The American Dental Association says that bad breath, also known as halitosis, is caused bacteria in the mouth, on the gum line and on the tongue. Bad breath is worsened by a number of things: Food particles in your mouth (onions and garlic are prime offenders); gum disease or plaque buildup, dry mouth due to mouth breathing or dehydration, which decreases the amount of saliva in your mouth, slowing down your mouth’s natural cleaning system; and medical conditions like diabetes, sinus or lung infections, bronchitis, and gastroesophageal reflux disease or GERD.
In order to sweeten your breath you should start by brushing your teeth at least twice a day, flossing daily and cleaning your tongue. You can reduce the amount of bad-breath-causing gook on your tongue by 74 to 94 percent by simply cleaning your tongue regularly, according to a study in the journal Nursing Research.
On top of good dental hygiene, here are four ways you can Eat It to Beat Bad Breath!
Battle bad breath bugs with good breath bugs.
A study in The Journal of Clinical Microbiology reported that the bacteria species that dominate the tongues of those with healthy mouths are different than the species that inhabit the tongues of those with bad breath. One of the prime bacteria offenders is strain of streptococcus, but recent research has shown that consumption of probiotics reduces streptococci counts significantly.

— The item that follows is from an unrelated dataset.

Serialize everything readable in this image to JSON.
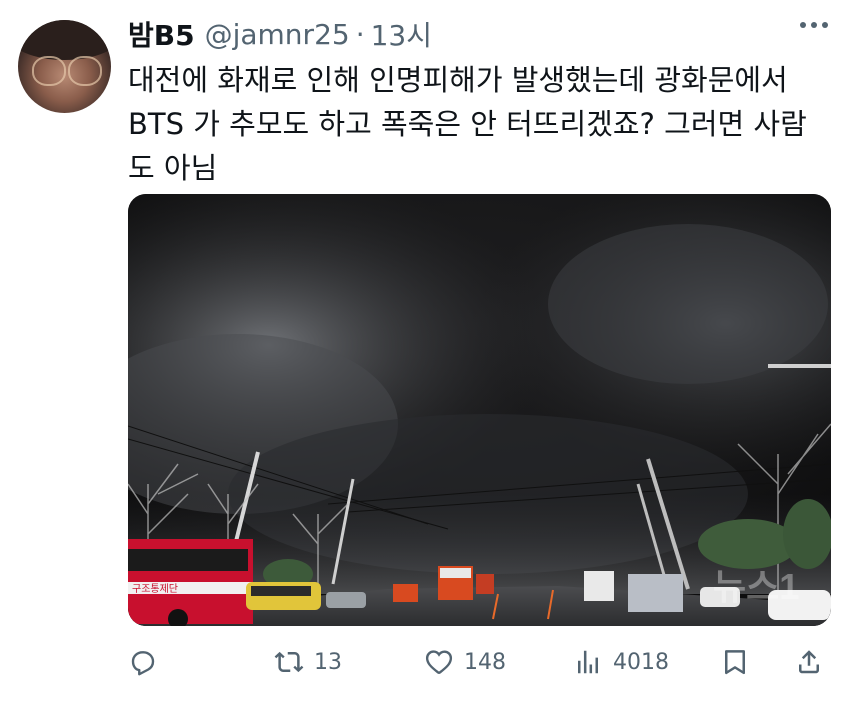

While eating yogurt is a good way to get probiotics in your diet, you might consider a simple supplement to boost your probiotic counts. Both Flora Udo’s Choice and Garden of Life offer a good basic probiotic supplement.
|Chew Xylitol Gum|

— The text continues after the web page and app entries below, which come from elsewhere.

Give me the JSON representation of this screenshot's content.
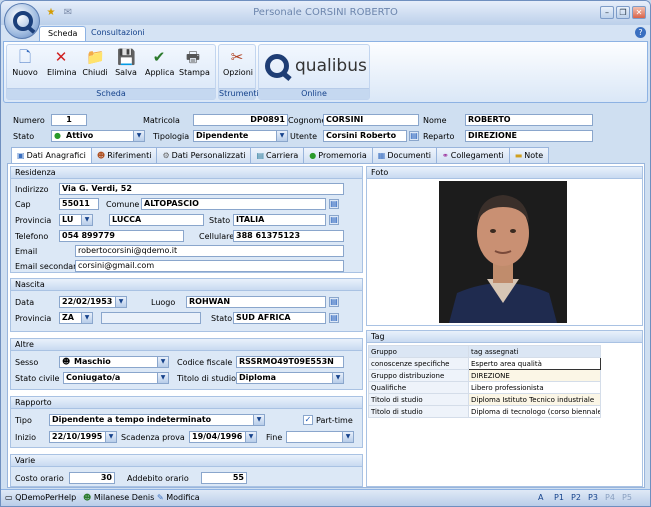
{
  "window": {
    "title": "Personale CORSINI ROBERTO"
  },
  "ribbon": {
    "tabs": [
      "Scheda",
      "Consultazioni"
    ],
    "groups": {
      "scheda": "Scheda",
      "strumenti": "Strumenti",
      "online": "Online"
    },
    "buttons": {
      "nuovo": "Nuovo",
      "elimina": "Elimina",
      "chiudi": "Chiudi",
      "salva": "Salva",
      "applica": "Applica",
      "stampa": "Stampa",
      "opzioni": "Opzioni"
    },
    "logo_text": "qualibus"
  },
  "header": {
    "numero_label": "Numero",
    "numero": "1",
    "matricola_label": "Matricola",
    "matricola": "DP0891",
    "cognome_label": "Cognome",
    "cognome": "CORSINI",
    "nome_label": "Nome",
    "nome": "ROBERTO",
    "stato_label": "Stato",
    "stato": "Attivo",
    "tipologia_label": "Tipologia",
    "tipologia": "Dipendente",
    "utente_label": "Utente",
    "utente": "Corsini Roberto",
    "reparto_label": "Reparto",
    "reparto": "DIREZIONE"
  },
  "detail_tabs": [
    "Dati Anagrafici",
    "Riferimenti",
    "Dati Personalizzati",
    "Carriera",
    "Promemoria",
    "Documenti",
    "Collegamenti",
    "Note"
  ],
  "residenza": {
    "title": "Residenza",
    "indirizzo_label": "Indirizzo",
    "indirizzo": "Via G. Verdi, 52",
    "cap_label": "Cap",
    "cap": "55011",
    "comune_label": "Comune",
    "comune": "ALTOPASCIO",
    "provincia_label": "Provincia",
    "provincia": "LU",
    "provincia_nome": "LUCCA",
    "stato_label": "Stato",
    "stato": "ITALIA",
    "telefono_label": "Telefono",
    "telefono": "054 899779",
    "cellulare_label": "Cellulare",
    "cellulare": "388 61375123",
    "email_label": "Email",
    "email": "robertocorsini@qdemo.it",
    "email2_label": "Email secondaria",
    "email2": "corsini@gmail.com"
  },
  "nascita": {
    "title": "Nascita",
    "data_label": "Data",
    "data": "22/02/1953",
    "luogo_label": "Luogo",
    "luogo": "ROHWAN",
    "provincia_label": "Provincia",
    "provincia": "ZA",
    "stato_label": "Stato",
    "stato": "SUD AFRICA"
  },
  "altre": {
    "title": "Altre",
    "sesso_label": "Sesso",
    "sesso": "Maschio",
    "cf_label": "Codice fiscale",
    "cf": "RSSRMO49T09E553N",
    "civile_label": "Stato civile",
    "civile": "Coniugato/a",
    "studio_label": "Titolo di studio",
    "studio": "Diploma"
  },
  "rapporto": {
    "title": "Rapporto",
    "tipo_label": "Tipo",
    "tipo": "Dipendente a tempo indeterminato",
    "parttime_label": "Part-time",
    "inizio_label": "Inizio",
    "inizio": "22/10/1995",
    "scadenza_label": "Scadenza prova",
    "scadenza": "19/04/1996",
    "fine_label": "Fine"
  },
  "varie": {
    "title": "Varie",
    "costo_label": "Costo orario",
    "costo": "30",
    "addebito_label": "Addebito orario",
    "addebito": "55"
  },
  "foto": {
    "title": "Foto"
  },
  "tag": {
    "title": "Tag",
    "headers": [
      "Gruppo",
      "tag assegnati"
    ],
    "rows": [
      {
        "gruppo": "conoscenze specifiche",
        "tag": "Esperto area qualità"
      },
      {
        "gruppo": "Gruppo distribuzione",
        "tag": "DIREZIONE"
      },
      {
        "gruppo": "Qualifiche",
        "tag": "Libero professionista"
      },
      {
        "gruppo": "Titolo di studio",
        "tag": "Diploma Istituto Tecnico industriale"
      },
      {
        "gruppo": "Titolo di studio",
        "tag": "Diploma di tecnologo (corso biennale p"
      }
    ]
  },
  "status": {
    "app": "QDemoPerHelp",
    "user": "Milanese Denis",
    "mode": "Modifica",
    "pages": [
      "A",
      "P1",
      "P2",
      "P3",
      "P4",
      "P5"
    ]
  }
}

A new study in the journal Clinical Oral Investigations found that chewing xylitol gum actually decreases the amount of those same stinky streptococci bacteria.
Other research has found that chewing xylitol gum can decrease the amount of visible plaque after four weeks, and also showed a decrease in bad-breath causing streptococci bacteria. And still another study found that chewing any kind of gum for 15 minutes can reduce bad breath compounds by 17 percent.
Ohio State researchers wanted to see what foods helped eliminate garlic breath -- perhaps the strongest oral maloder. They found that eating parsley and mint leaves significantly reduces garlic breath volatiles (odor-causing compounds such as allyl methyl disulfide, diallyl disulfide, allyl mercaptan and allyl methyl disulfide). They also found that apple slices and spinach were effective at reducing garlic breath.
|Drink Green Tea|
Green tea is a potent antimicrobial. Researchers out of Canada found that drinking green tea can treat bad breath by deodorizing your mouth.
Green tea actually reduces the amount of volatile sulfur compounds or VSCs that come from the bacteria in your mouth as they degrade proteins on your teeth and tongue. The polyphenols in green tea work to disinfect and deodorize the VSCs in your mouth.